On this day in 1911, various friends of the late sculptor Elisabet Ney met in her Austin studio to found the Texas Fine Arts Association and the Elisabet Ney Museum. Ney, born in Westphalia in 1833, came to Texas in 1872 and was one of the first professional sculptors in the state. She built her studio, which she named Formosa, in 1892, and died in 1907. Among the friends who gathered four years later to honor her memory were Bride Neill Taylor, Julia Pease, Emma Cherry, and Emma Kyle Burleson. They designated the museum as the annual meeting place for the association and the gallery for its exhibitions; it thus functioned as one of the earliest centers for artistic development in Texas.

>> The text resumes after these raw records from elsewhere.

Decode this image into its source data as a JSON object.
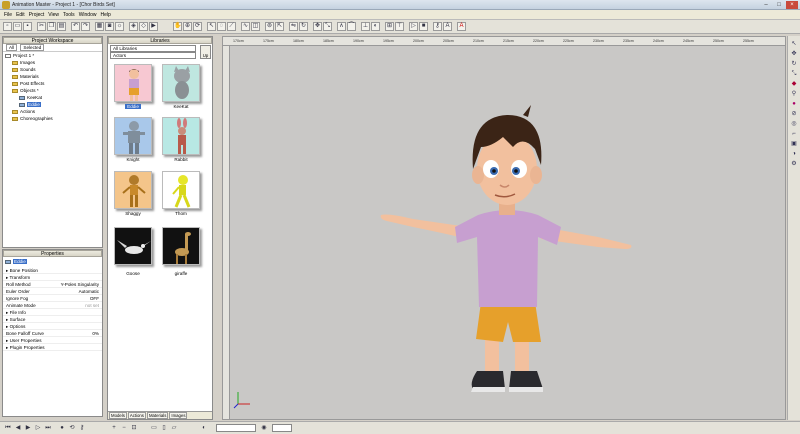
{
  "window": {
    "title": "Animation Master - Project 1 - [Chor Birds Set]"
  },
  "menu": [
    "File",
    "Edit",
    "Project",
    "View",
    "Tools",
    "Window",
    "Help"
  ],
  "workspace": {
    "header": "Project Workspace",
    "filter": "All",
    "selected_tab": "Selected",
    "tree": [
      {
        "label": "Project 1 *",
        "indent": 0,
        "folder": false
      },
      {
        "label": "Images",
        "indent": 1,
        "folder": true
      },
      {
        "label": "Sounds",
        "indent": 1,
        "folder": true
      },
      {
        "label": "Materials",
        "indent": 1,
        "folder": true
      },
      {
        "label": "Post Effects",
        "indent": 1,
        "folder": true
      },
      {
        "label": "Objects *",
        "indent": 1,
        "folder": true
      },
      {
        "label": "KeeKat",
        "indent": 2,
        "folder": false
      },
      {
        "label": "Eddie",
        "indent": 2,
        "folder": false,
        "selected": true
      },
      {
        "label": "Actions",
        "indent": 1,
        "folder": true
      },
      {
        "label": "Choreographies",
        "indent": 1,
        "folder": true
      }
    ]
  },
  "properties": {
    "header": "Properties",
    "selected": "Eddie",
    "rows": [
      {
        "k": "Bone Position",
        "v": ""
      },
      {
        "k": "Transform",
        "v": ""
      },
      {
        "k": "Roll Method",
        "v": "Y-Poles Singularity"
      },
      {
        "k": "Euler Order",
        "v": "Automatic"
      },
      {
        "k": "Ignore Fog",
        "v": "OFF"
      },
      {
        "k": "Animate Mode",
        "v": "not set"
      },
      {
        "k": "File Info",
        "v": ""
      },
      {
        "k": "Surface",
        "v": ""
      },
      {
        "k": "Options",
        "v": ""
      },
      {
        "k": "Bone Falloff Curve",
        "v": "0%"
      },
      {
        "k": "User Properties",
        "v": ""
      },
      {
        "k": "Plugin Properties",
        "v": ""
      }
    ]
  },
  "libraries": {
    "header": "Libraries",
    "dropdown": "All Libraries",
    "category": "Actors",
    "up_label": "Up",
    "items": [
      {
        "label": "Eddie",
        "bg": "#f7c8d2",
        "selected": true
      },
      {
        "label": "KeeKat",
        "bg": "#bfe7e0"
      },
      {
        "label": "Knight",
        "bg": "#a9c8ea"
      },
      {
        "label": "Rabbit",
        "bg": "#b8e8e4"
      },
      {
        "label": "Shaggy",
        "bg": "#f4c58a"
      },
      {
        "label": "Thom",
        "bg": "#ffffff"
      },
      {
        "label": "Goose",
        "bg": "#111111"
      },
      {
        "label": "giraffe",
        "bg": "#111111"
      }
    ],
    "tabs": [
      "Models",
      "Actions",
      "Materials",
      "Images"
    ]
  },
  "viewport": {
    "ruler": [
      "170cm",
      "175cm",
      "180cm",
      "185cm",
      "190cm",
      "195cm",
      "200cm",
      "205cm",
      "210cm",
      "215cm",
      "220cm",
      "225cm",
      "230cm",
      "235cm",
      "240cm",
      "245cm",
      "250cm",
      "255cm"
    ]
  },
  "colors": {
    "shirt": "#c79fd0",
    "shorts": "#e6a02b",
    "skin": "#f2c09e",
    "hair": "#3b2416",
    "bg": "#c9c8c6"
  }
}
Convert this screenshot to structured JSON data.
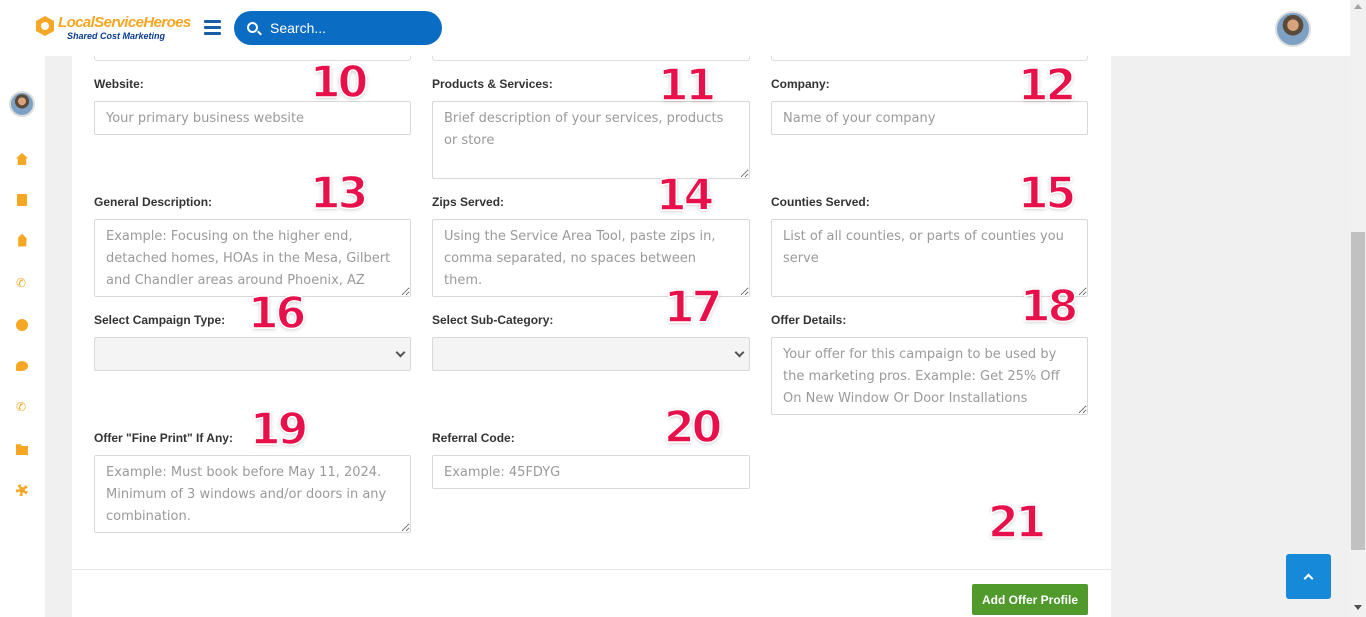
{
  "header": {
    "logo_main": "LocalServiceHeroes",
    "logo_sub": "Shared Cost Marketing",
    "search_placeholder": "Search..."
  },
  "sidebar": {
    "icons": [
      "home-icon",
      "document-icon",
      "tag-icon",
      "phone-icon",
      "globe-icon",
      "chat-icon",
      "phone-icon",
      "folder-icon",
      "gear-icon"
    ]
  },
  "form": {
    "website": {
      "label": "Website:",
      "placeholder": "Your primary business website"
    },
    "products": {
      "label": "Products & Services:",
      "placeholder": "Brief description of your services, products or store"
    },
    "company": {
      "label": "Company:",
      "placeholder": "Name of your company"
    },
    "general": {
      "label": "General Description:",
      "placeholder": "Example: Focusing on the higher end, detached homes, HOAs in the Mesa, Gilbert and Chandler areas around Phoenix, AZ"
    },
    "zips": {
      "label": "Zips Served:",
      "placeholder": "Using the Service Area Tool, paste zips in, comma separated, no spaces between them."
    },
    "counties": {
      "label": "Counties Served:",
      "placeholder": "List of all counties, or parts of counties you serve"
    },
    "campaign_type": {
      "label": "Select Campaign Type:",
      "value": ""
    },
    "sub_category": {
      "label": "Select Sub-Category:",
      "value": ""
    },
    "offer_details": {
      "label": "Offer Details:",
      "placeholder": "Your offer for this campaign to be used by the marketing pros. Example: Get 25% Off On New Window Or Door Installations"
    },
    "fine_print": {
      "label": "Offer \"Fine Print\" If Any:",
      "placeholder": "Example: Must book before May 11, 2024. Minimum of 3 windows and/or doors in any combination."
    },
    "referral": {
      "label": "Referral Code:",
      "placeholder": "Example: 45FDYG"
    },
    "submit_label": "Add Offer Profile"
  },
  "annotations": {
    "n10": "10",
    "n11": "11",
    "n12": "12",
    "n13": "13",
    "n14": "14",
    "n15": "15",
    "n16": "16",
    "n17": "17",
    "n18": "18",
    "n19": "19",
    "n20": "20",
    "n21": "21"
  },
  "colors": {
    "accent_blue": "#0a6cc2",
    "accent_orange": "#f5a623",
    "button_green": "#4f9a2a",
    "annotation_red": "#e8104a"
  }
}
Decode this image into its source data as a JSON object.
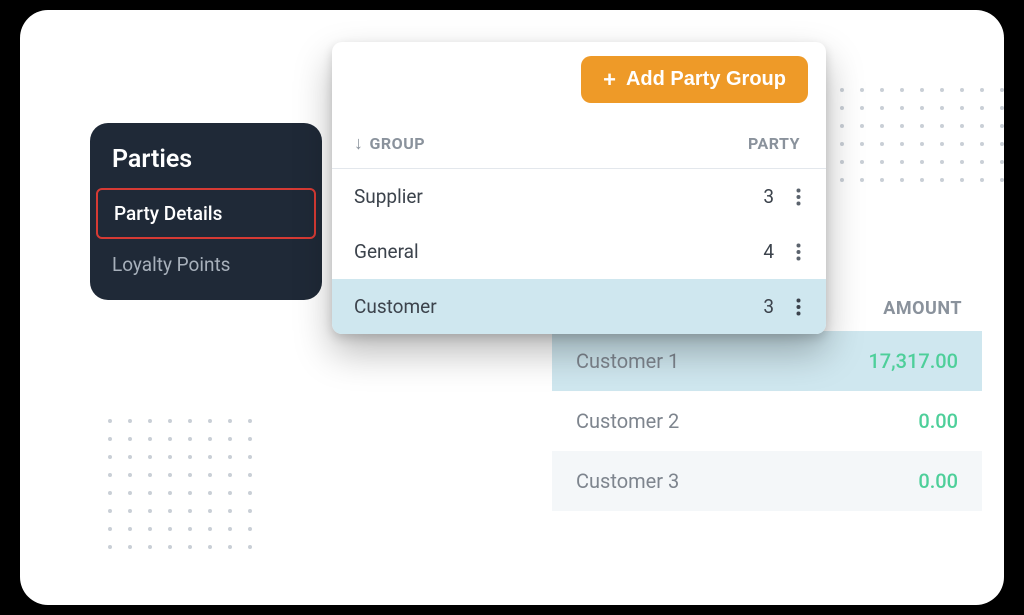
{
  "sidebar": {
    "title": "Parties",
    "items": [
      {
        "label": "Party Details",
        "active": true
      },
      {
        "label": "Loyalty Points",
        "active": false
      }
    ]
  },
  "groups_panel": {
    "add_button_label": "Add Party Group",
    "columns": {
      "group": "GROUP",
      "party": "PARTY"
    },
    "rows": [
      {
        "name": "Supplier",
        "count": "3",
        "selected": false
      },
      {
        "name": "General",
        "count": "4",
        "selected": false
      },
      {
        "name": "Customer",
        "count": "3",
        "selected": true
      }
    ]
  },
  "customer_table": {
    "header_amount": "AMOUNT",
    "rows": [
      {
        "name": "Customer 1",
        "amount": "17,317.00",
        "selected": true
      },
      {
        "name": "Customer 2",
        "amount": "0.00",
        "selected": false
      },
      {
        "name": "Customer 3",
        "amount": "0.00",
        "selected": false
      }
    ]
  }
}
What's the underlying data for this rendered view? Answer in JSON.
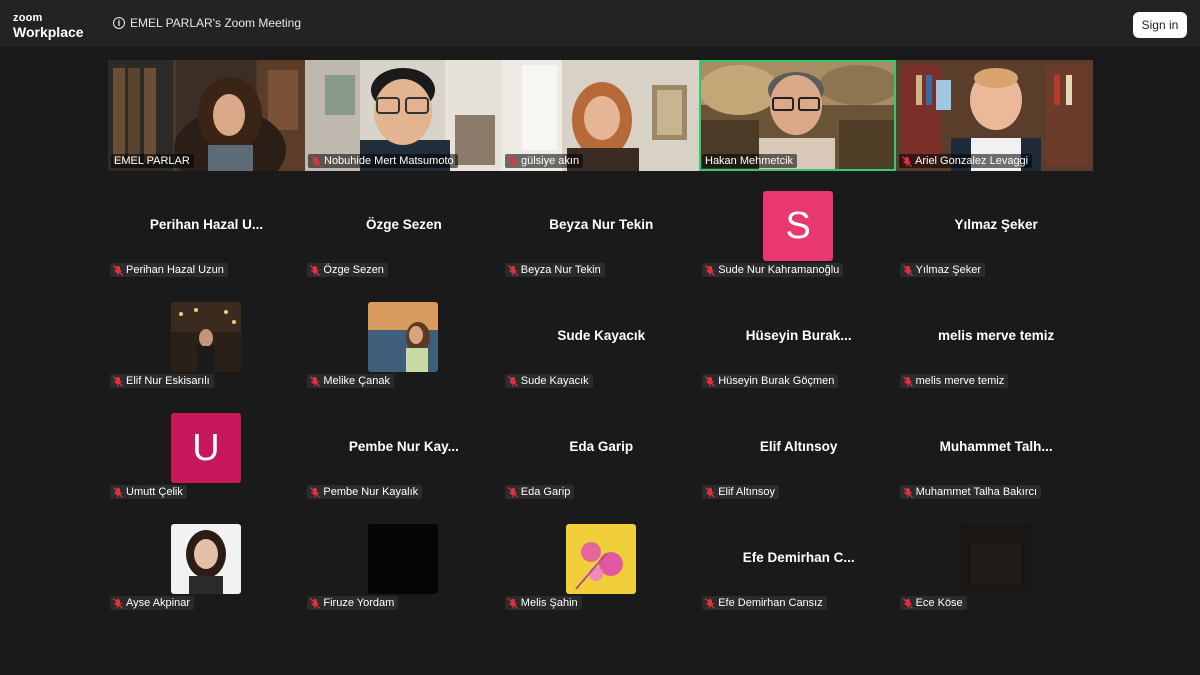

In 1941 the city of Austin assumed ownership of the museum and in subsequent years has operated it as a component of the parks and recreation department.
On this day in 1968, HemisFair, the first officially designated international exposition in the southwestern United States, opened in San Antonio. It celebrated the cultural heritage shared by San Antonio and the nations of Latin America. It ran from April to October and attracted 6.3 million visitors. More than thirty nations participated with pavilions or exhibits. It also changed the face of the city. The outstanding structures at the fair that remained after the event included the Institute of Texan Cultures, the Convention Center and Arena, and the 622-foot Tower of the Americas.
On this day in 1830, the Mexican government passed a law that helped foment the Texas Revolution. The law is said to be analogous to the Stamp Act, which encouraged the American Revolution. Among its provisions, it forbade the further introduction of slaves into Mexico, and apparently was intended to suspend existing empresario contracts. Article 11, the most inflammatory part, was intended to prohibit or limit immigration from the United States. Texas colonists were greatly disturbed by news of the law. Although Stephen F. Austin secured exemption from the operation of the law for his contract and for that of Green DeWitt, the measure shook his belief in the good will of the Mexican government. Enforcement of the law resulted directly in the Anahuac Disturbances of 1832 and indirectly in the battle of Velasco, the conventions of 1832 and 1833, and the accumulation of grievances that helped lead to the revolution.